So I wrote Dr. Sander, who runs the Armory, last Tuesday (May 5).Â I CC’d the email note to Derrick Adkins, the 1996 Olympic 400-meter hurdles champ who succeeded Ed Small as director of track and field at the Armory.
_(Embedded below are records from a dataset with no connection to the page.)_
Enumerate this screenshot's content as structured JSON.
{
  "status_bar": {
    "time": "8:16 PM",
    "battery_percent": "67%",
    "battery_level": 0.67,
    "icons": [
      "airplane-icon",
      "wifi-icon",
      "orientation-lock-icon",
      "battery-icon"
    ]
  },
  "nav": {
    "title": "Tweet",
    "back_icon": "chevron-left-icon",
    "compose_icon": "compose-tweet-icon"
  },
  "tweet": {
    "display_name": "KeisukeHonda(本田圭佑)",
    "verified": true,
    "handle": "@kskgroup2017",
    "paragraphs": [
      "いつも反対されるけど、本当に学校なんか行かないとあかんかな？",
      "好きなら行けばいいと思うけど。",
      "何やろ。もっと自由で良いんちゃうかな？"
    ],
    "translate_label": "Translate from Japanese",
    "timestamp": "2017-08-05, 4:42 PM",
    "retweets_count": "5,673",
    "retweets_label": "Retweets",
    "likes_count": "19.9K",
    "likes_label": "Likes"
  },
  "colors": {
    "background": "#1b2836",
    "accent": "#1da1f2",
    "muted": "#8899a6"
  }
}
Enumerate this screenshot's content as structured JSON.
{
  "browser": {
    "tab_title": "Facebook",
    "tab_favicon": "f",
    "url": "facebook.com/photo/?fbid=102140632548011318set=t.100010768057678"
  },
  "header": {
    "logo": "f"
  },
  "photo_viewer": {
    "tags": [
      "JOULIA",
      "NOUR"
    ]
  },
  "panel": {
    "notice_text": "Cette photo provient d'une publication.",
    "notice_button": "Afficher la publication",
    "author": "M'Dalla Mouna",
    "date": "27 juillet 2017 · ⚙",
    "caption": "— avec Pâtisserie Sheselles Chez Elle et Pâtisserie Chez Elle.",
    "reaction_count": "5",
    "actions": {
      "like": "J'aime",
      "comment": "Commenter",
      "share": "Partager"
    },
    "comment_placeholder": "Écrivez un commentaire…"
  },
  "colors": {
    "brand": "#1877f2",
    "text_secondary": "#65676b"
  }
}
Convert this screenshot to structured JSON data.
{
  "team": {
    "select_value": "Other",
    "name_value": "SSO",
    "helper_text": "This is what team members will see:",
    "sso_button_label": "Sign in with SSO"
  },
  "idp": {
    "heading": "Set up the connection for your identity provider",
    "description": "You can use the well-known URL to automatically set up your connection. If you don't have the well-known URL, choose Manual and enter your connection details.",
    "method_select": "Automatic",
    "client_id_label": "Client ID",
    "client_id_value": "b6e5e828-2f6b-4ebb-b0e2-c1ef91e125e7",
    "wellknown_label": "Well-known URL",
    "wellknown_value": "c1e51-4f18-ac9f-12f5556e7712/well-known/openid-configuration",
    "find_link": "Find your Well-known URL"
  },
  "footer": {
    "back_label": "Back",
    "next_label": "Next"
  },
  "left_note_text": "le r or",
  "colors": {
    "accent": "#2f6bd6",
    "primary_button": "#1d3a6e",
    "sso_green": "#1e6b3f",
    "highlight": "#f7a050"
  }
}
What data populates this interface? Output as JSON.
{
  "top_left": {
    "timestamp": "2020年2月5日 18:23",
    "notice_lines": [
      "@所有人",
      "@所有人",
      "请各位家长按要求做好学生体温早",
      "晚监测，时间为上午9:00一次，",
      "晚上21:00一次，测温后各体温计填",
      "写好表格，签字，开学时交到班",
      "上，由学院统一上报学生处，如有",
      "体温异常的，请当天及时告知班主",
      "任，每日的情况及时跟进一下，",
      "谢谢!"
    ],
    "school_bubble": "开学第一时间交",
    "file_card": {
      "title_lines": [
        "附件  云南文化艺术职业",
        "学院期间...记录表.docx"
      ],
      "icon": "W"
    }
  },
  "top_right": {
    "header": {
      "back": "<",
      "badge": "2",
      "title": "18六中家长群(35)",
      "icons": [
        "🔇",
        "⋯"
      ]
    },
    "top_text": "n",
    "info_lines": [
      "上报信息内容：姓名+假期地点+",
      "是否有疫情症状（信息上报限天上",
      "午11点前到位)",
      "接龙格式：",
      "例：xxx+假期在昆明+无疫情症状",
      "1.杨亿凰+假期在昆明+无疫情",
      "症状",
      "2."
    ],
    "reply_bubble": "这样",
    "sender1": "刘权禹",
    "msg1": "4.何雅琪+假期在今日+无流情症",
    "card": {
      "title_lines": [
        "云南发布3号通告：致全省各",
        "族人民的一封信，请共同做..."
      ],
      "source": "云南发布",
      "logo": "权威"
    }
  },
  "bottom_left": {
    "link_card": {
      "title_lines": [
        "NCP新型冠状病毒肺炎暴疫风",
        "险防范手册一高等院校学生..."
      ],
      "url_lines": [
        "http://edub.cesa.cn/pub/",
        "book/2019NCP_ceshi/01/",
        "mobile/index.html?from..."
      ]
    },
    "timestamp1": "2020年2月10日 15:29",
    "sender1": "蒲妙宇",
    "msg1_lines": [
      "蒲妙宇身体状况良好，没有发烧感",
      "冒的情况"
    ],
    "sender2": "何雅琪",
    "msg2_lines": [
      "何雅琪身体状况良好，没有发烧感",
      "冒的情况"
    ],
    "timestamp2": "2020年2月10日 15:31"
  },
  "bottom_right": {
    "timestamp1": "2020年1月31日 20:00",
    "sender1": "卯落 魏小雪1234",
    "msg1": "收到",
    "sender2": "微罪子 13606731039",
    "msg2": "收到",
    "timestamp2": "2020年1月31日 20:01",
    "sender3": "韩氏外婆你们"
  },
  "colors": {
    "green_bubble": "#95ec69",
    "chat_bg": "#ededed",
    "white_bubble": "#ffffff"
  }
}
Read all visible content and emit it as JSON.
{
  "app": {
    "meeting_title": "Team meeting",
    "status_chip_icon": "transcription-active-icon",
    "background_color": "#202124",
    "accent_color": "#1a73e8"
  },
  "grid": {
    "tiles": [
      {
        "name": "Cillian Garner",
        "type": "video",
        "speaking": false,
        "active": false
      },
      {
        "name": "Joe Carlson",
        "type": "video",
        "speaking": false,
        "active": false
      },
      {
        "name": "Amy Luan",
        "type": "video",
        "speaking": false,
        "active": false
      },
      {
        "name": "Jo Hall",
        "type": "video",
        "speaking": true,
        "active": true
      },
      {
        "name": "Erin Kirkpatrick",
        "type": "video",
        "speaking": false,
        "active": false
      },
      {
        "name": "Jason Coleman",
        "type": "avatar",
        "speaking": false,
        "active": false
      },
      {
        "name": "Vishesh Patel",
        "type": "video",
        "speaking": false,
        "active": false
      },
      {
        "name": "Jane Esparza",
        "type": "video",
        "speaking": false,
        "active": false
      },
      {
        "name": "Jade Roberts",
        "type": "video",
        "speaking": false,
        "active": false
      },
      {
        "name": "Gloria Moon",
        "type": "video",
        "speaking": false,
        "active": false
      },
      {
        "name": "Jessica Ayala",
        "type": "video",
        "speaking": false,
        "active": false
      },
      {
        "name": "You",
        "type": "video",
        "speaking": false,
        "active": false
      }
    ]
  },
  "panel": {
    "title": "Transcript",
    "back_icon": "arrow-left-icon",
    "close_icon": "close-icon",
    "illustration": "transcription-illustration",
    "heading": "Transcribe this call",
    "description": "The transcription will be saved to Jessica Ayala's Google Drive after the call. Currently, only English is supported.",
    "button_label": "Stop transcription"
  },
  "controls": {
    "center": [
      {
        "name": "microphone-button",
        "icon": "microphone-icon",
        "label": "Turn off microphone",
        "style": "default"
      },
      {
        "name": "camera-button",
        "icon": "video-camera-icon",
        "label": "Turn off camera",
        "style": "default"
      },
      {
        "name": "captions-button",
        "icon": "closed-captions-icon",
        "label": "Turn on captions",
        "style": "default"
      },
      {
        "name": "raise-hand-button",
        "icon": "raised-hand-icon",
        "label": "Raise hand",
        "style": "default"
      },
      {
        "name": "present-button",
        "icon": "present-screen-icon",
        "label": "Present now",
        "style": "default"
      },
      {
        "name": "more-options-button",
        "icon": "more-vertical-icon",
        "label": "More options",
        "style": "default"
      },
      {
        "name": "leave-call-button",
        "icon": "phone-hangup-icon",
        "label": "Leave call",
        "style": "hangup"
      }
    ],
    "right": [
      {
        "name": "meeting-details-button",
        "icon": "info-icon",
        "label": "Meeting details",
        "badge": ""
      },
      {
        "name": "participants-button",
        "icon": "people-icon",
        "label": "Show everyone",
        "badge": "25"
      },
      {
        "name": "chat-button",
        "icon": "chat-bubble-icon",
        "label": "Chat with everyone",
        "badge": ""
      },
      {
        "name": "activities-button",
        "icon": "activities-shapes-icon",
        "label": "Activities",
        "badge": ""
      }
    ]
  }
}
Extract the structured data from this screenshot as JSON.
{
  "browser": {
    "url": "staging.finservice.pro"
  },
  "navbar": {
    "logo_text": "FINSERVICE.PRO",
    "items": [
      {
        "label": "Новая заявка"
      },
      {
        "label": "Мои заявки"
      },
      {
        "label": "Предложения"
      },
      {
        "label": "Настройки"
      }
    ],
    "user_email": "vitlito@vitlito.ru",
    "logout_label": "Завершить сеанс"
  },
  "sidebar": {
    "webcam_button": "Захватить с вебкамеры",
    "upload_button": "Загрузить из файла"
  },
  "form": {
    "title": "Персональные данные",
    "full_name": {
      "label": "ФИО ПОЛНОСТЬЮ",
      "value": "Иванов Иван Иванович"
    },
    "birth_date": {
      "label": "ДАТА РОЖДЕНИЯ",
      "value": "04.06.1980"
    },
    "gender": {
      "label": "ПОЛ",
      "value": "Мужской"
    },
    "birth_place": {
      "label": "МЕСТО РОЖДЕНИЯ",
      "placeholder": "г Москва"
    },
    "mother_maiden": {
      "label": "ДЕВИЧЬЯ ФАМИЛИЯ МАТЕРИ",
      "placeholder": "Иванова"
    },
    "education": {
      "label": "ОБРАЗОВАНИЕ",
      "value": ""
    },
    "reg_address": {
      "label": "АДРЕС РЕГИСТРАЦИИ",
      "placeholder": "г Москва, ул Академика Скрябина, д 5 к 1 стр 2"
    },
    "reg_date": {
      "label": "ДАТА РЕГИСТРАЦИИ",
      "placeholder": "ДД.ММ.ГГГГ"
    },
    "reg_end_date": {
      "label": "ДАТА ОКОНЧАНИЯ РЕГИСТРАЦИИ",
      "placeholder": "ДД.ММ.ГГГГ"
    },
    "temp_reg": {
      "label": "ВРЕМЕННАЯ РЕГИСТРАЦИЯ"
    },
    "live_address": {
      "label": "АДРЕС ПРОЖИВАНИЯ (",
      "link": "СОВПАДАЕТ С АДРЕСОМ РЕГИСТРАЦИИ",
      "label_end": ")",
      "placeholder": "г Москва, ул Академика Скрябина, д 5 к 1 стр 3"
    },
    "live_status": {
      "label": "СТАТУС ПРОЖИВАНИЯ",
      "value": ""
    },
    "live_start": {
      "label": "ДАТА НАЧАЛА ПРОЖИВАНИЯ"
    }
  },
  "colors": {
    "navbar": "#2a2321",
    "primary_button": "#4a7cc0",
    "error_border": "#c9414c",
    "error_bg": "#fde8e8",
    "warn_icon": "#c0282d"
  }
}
Also informed were several other Armory execs and the gentleman who prepared the Form 990 for Loeb and Troper.
Here’s what I sent:
Cc: Derrick@armorytrack.com; firstname.lastname@example.org; email@example.com; firstname.lastname@example.org; email@example.com; firstname.lastname@example.org
Sent: Tue, 5 May 2009 4:36 pm
Subject: Questions about Armory Foundation’s 2005 Form 990
Greetings, Dr. Sander
I’m preparing a report on my blog about The Armory Foundation’s Form 990 filing from tax year 2005.
On page 9 of this filing (attached), you list Derrick Adkins as director of track and field for 2005, with a compensation of $55,000.Â But Mr. Adkins did not start work at the Armory until summer 2006, after Ed Small was fired as director of track and field.
Please reference your summer 2006 announcement:
Here is my report on Ed’s firing:
Also on page 9, you list Tim Fulton as webmaster and Tom Healy as “security” — with compensations of $55,000 — even though both gentlemen began work at the Armory in fall 2005, according to a source.
Would you please review your 2005 filing and kindly let me know how these discrepancies occurred?
Thanks very much for your attention.
How did I know the Armory’s Form 990 (a public record) contained falsehoods?
I received a copy of the Form 990 in the mail a couple weeks ago — postmarked New York but lacking a return address — along with a photocopy of an invitation to report federal fraud for a possible reward.
According to federalfraud.com (a law firm that specializes in big-money graft cases):
Under federal law, if you have personal knowledge that an individual, business, city, county or town has provided false information to obtain money from the federal government, you may file a claim to recover more than TRIPLE the amount of monies defrauded from the government. If you do, you may become entitled to receive between 15% and 30% of the monies recovered by the federal government, as a reward.
That got my attention. But it turns out that reporting perjury on IRS forms doesn’t rate a reward if the government loses less than $2 million.
Still, perjury is a felony. And penalties for lying on IRS forms range up to $5,000 and a prison term of three years. People have done time for this. Yet smart lawyers advise their clients not to say squat to IRS agents. Check out this site, which talks about how the IRS deals with perjurers.
So it’s no wonder that Dr. Sander — who replied to my queries in past years — has been silent as a lamb in this case. Neither he nor the others I’ve CC’d have answered my latest note. Maybe they’ll talk when theÂ Commissioner for Tax Exempt Organizations pays a visit.
Why would the Armory Foundation say Adkins was track director when he wasn’t?Â How could this have helped the Armory, saved it embarrassment or improved its financial status?
A simple oversight?Â Then why not file a corrected form?
Sometime in 2009, we’ll probably learn what the Armory paid Ed Small (and Sharon Warren) in their lawsuit settlement. Guidestar.org and other sites will post the Armory’s Form 990 for tax year 2008, when the settlement was paid. Should be in the form. Should be interesting.
For now, the big question remains: Why the lies?
The person who tipped me off to this mess remains a mystery. But the reason behind the anonymous mailing is perfectly clear: a wish to see justice done. Of course, in an age of monster Madoff ripoffs and KBR corruption, a little white lie on a tax form is incredibly trivial.
But we count on charities to tell the truth, and we expect them to treat their employees with fairness and dignity.
If you think this doesn’t matter, just ask Ed Small.
Derrick was a Columbia University assistant track coach
in 2005, and didn’t work for the Armory until summer 2006.
Dr. Sander signed this return well after April 15, 2006,
because he had applied for an extension.
Ed Small (second from left) ran a masters relay at the Millrose Games in 1982.
Ed Small’s concluding accusations in his June 2006 complaint.